▸ **Component data from apps and pages**:

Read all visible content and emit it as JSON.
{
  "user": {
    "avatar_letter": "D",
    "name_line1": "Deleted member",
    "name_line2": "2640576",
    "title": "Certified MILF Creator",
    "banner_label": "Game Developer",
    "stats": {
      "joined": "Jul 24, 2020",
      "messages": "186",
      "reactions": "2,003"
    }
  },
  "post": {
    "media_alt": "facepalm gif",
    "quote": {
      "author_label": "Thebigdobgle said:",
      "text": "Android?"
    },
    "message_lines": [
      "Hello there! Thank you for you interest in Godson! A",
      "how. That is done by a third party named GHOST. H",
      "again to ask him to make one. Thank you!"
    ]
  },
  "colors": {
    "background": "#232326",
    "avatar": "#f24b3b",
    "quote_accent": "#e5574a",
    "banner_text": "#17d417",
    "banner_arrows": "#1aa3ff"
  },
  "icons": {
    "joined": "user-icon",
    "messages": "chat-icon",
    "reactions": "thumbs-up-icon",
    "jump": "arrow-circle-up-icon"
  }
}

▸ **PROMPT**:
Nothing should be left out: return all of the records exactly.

▸ **RESULT**:
Read all visible content and emit it as JSON.
{
  "user": {
    "avatar_letter": "D",
    "name_line1": "Deleted member",
    "name_line2": "2640576",
    "title": "Certified MILF Creator",
    "banner_label": "Game Developer",
    "stats": {
      "joined": "Jul 24, 2020",
      "messages": "186",
      "reactions": "2,003"
    }
  },
  "post": {
    "media_alt": "facepalm gif",
    "quote": {
      "author_label": "Thebigdobgle said:",
      "text": "Android?"
    },
    "message_lines": [
      "Hello there! Thank you for you interest in Godson! A",
      "how. That is done by a third party named GHOST. H",
      "again to ask him to make one. Thank you!"
    ]
  },
  "colors": {
    "background": "#232326",
    "avatar": "#f24b3b",
    "quote_accent": "#e5574a",
    "banner_text": "#17d417",
    "banner_arrows": "#1aa3ff"
  },
  "icons": {
    "joined": "user-icon",
    "messages": "chat-icon",
    "reactions": "thumbs-up-icon",
    "jump": "arrow-circle-up-icon"
  }
}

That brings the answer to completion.